A story emerged over the weekend of how a Russian hacker group going by the name of REvil conducted a massive cyber attack on a company called Kaseya.
What is Kaseya? Well, they provide many IT companies with the support tools they usually use to watch over their clients.
But not Dial A Geek. If you’re with us, your systems are safe. We don’t use Kaseya. We use tools provided by a company called Datto.
What happened with the Kaseya breach?
Early Friday evening, when everyone was going home for the weekend – a big one in the United States, where they were celebrating their Independence Day – REvil launched their attack.
Kaseya’s software requires its IT company users to have the central control segment on their own servers. All of the IT company’s client’s devices have smaller “agents” installed that report back to the company’s server. This server software is known as VSA.

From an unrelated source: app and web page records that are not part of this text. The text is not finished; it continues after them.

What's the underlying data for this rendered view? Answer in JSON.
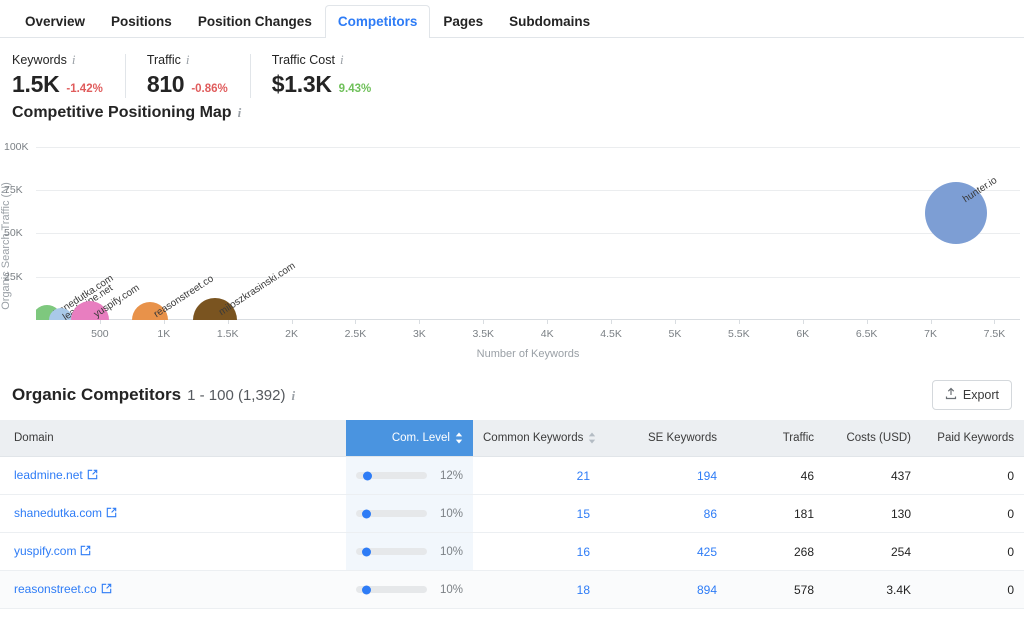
{
  "tabs": [
    {
      "label": "Overview",
      "active": false
    },
    {
      "label": "Positions",
      "active": false
    },
    {
      "label": "Position Changes",
      "active": false
    },
    {
      "label": "Competitors",
      "active": true
    },
    {
      "label": "Pages",
      "active": false
    },
    {
      "label": "Subdomains",
      "active": false
    }
  ],
  "kpis": [
    {
      "label": "Keywords",
      "value": "1.5K",
      "delta": "-1.42%",
      "delta_dir": "negative"
    },
    {
      "label": "Traffic",
      "value": "810",
      "delta": "-0.86%",
      "delta_dir": "negative"
    },
    {
      "label": "Traffic Cost",
      "value": "$1.3K",
      "delta": "9.43%",
      "delta_dir": "positive"
    }
  ],
  "chart_section": {
    "title": "Competitive Positioning Map",
    "info_icon": "info-icon"
  },
  "chart_data": {
    "type": "scatter",
    "title": "Competitive Positioning Map",
    "xlabel": "Number of Keywords",
    "ylabel": "Organic Search Traffic (N)",
    "xlim": [
      0,
      7700
    ],
    "ylim": [
      0,
      105000
    ],
    "xticks": [
      500,
      1000,
      1500,
      2000,
      2500,
      3000,
      3500,
      4000,
      4500,
      5000,
      5500,
      6000,
      6500,
      7000,
      7500
    ],
    "xtick_labels": [
      "500",
      "1K",
      "1.5K",
      "2K",
      "2.5K",
      "3K",
      "3.5K",
      "4K",
      "4.5K",
      "5K",
      "5.5K",
      "6K",
      "6.5K",
      "7K",
      "7.5K"
    ],
    "yticks": [
      25000,
      50000,
      75000,
      100000
    ],
    "ytick_labels": [
      "25K",
      "50K",
      "75K",
      "100K"
    ],
    "grid": true,
    "legend": "none",
    "points": [
      {
        "label": "shanedutka.com",
        "x": 86,
        "y": 0,
        "size": 30,
        "color": "#7ec87e"
      },
      {
        "label": "leadmine.net",
        "x": 194,
        "y": 0,
        "size": 24,
        "color": "#a9c9e8"
      },
      {
        "label": "yuspify.com",
        "x": 425,
        "y": 0,
        "size": 38,
        "color": "#e87ec0"
      },
      {
        "label": "reasonstreet.co",
        "x": 894,
        "y": 0,
        "size": 36,
        "color": "#e8924a"
      },
      {
        "label": "miloszkrasinski.com",
        "x": 1400,
        "y": 0,
        "size": 44,
        "color": "#7a5420"
      },
      {
        "label": "hunter.io",
        "x": 7200,
        "y": 62000,
        "size": 62,
        "color": "#7d9ed4"
      }
    ]
  },
  "organic_competitors": {
    "title": "Organic Competitors",
    "range": "1 - 100 (1,392)",
    "export_label": "Export",
    "export_icon": "upload-icon",
    "info_icon": "info-icon",
    "columns": [
      {
        "label": "Domain",
        "align": "left",
        "sortable": false,
        "sorted": false
      },
      {
        "label": "Com. Level",
        "align": "right",
        "sortable": true,
        "sorted": true
      },
      {
        "label": "Common Keywords",
        "align": "right",
        "sortable": true,
        "sorted": false
      },
      {
        "label": "SE Keywords",
        "align": "right",
        "sortable": false,
        "sorted": false
      },
      {
        "label": "Traffic",
        "align": "right",
        "sortable": false,
        "sorted": false
      },
      {
        "label": "Costs (USD)",
        "align": "right",
        "sortable": false,
        "sorted": false
      },
      {
        "label": "Paid Keywords",
        "align": "right",
        "sortable": false,
        "sorted": false
      }
    ],
    "rows": [
      {
        "domain": "leadmine.net",
        "com_level": "12%",
        "com_pct": 12,
        "common_keywords": "21",
        "se_keywords": "194",
        "traffic": "46",
        "costs": "437",
        "paid_keywords": "0",
        "hover": false
      },
      {
        "domain": "shanedutka.com",
        "com_level": "10%",
        "com_pct": 10,
        "common_keywords": "15",
        "se_keywords": "86",
        "traffic": "181",
        "costs": "130",
        "paid_keywords": "0",
        "hover": false
      },
      {
        "domain": "yuspify.com",
        "com_level": "10%",
        "com_pct": 10,
        "common_keywords": "16",
        "se_keywords": "425",
        "traffic": "268",
        "costs": "254",
        "paid_keywords": "0",
        "hover": false
      },
      {
        "domain": "reasonstreet.co",
        "com_level": "10%",
        "com_pct": 10,
        "common_keywords": "18",
        "se_keywords": "894",
        "traffic": "578",
        "costs": "3.4K",
        "paid_keywords": "0",
        "hover": true
      }
    ]
  },
  "colors": {
    "accent_blue": "#2e7cf6",
    "sorted_header": "#4a94e0",
    "positive": "#6fc05a",
    "negative": "#e05c5c"
  }
}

VSA can tell the agents on the individual devices to run automatic maintenance processes and – crucially – install software updates. This seems to have allowed REvil to instruct the agents to install ransomware on all of the devices VSA was linked to.
What was the result of the breach?
It’s known that eight IT companies in the US have been affected. Combined, they have several hundred customers who now have thousands of individual devices encrypted by ransomware. At least one company has been forced to close temporarily because all of its point-of-sale computers are infected.
Kaseya has instructed all of the companies using their software to close VSA and other providers who have integrations with Kaseya have also closed them down.
It seems likely that the scale of the attack might be larger than is currently known. We’ll find out as the week goes on.
But Datto is still safe – here’s why
Datto’s software – the software Dial A Geek uses – doesn’t work in the same way as Kaseya’s:
• It is 100% cloud-based and within Datto’s own highly secure network, which would be immeasurably harder for hackers to break.
• Hackers could target Datto’s individual users, but because of the way the software is set up, it wouldn’t do them any good.
• Datto was recently updated with unique per-client encryption keys that require MFA (multi-factor authentication) to access.
Of course, we’re still going to be checking in with Datto regularly to make sure they’re monitoring the situation and making sure that no variation of this can happen to them.
What should you do about the Kaseya breach?
If any part of your business relies on IT, this is the wake-up call to start taking cyber security seriously.
In particular, understanding your supply chain is going to be of crucial importance moving forward. Because, sadly, attacks like this are likely to become more prevalent in future.
So, what would you do if hackers attacked your business or a company that’s part of your supply chain tomorrow?
1. Get support in place – it might be a bit ironic considering that this problem arose through IT companies using this software, but having an effective, proven IT support provider in place is still your best protection against cyber security threats of all kinds. The clients of IT companies that have suffered through Kaseya will even now be having their systems restored from secure backups and the industry will proof itself against this threat moving forwards.
2. Check your suppliers for compliance – what effect would a breach at any part of your supply chain have on your business? If you already use Dial A Geek, you’ll know that we are Cyber Essentials accredited and secure ourselves. What do your other suppliers do to protect themselves from cyber attacks?
3. Set up cyber insurance – cyber insurance is fairly new but you might find that your combined business insurance includes at least some coverage for it. It’s time to find out just how much coverage your policy provides and in what circumstances (most policies require that you have certain protections in place, for instance).
4. Become Cyber Essentials accredited – it’s already a must if you want to work with many organisations or the UK government. But Cyber Essentials – a government-backed scheme that tests your systems and IT setup to ensure you’re secure – proves to your clients and partners that you are cyber secure as well as being great for your own peace of mind.
This situation is terrible for all of those who’ve been hit by it. The wider IT industry is reeling too.
At Dial A Geek we are constantly aware of our responsibility to keep our clients safe. If you need any help with any of the above or have any concerns in general, don’t hesitate to contact us.
Call us on 0117 369 4335 or schedule an initial consultation with our Chief Geek Gildas Jones via his booking calendar.ALL ARTICLES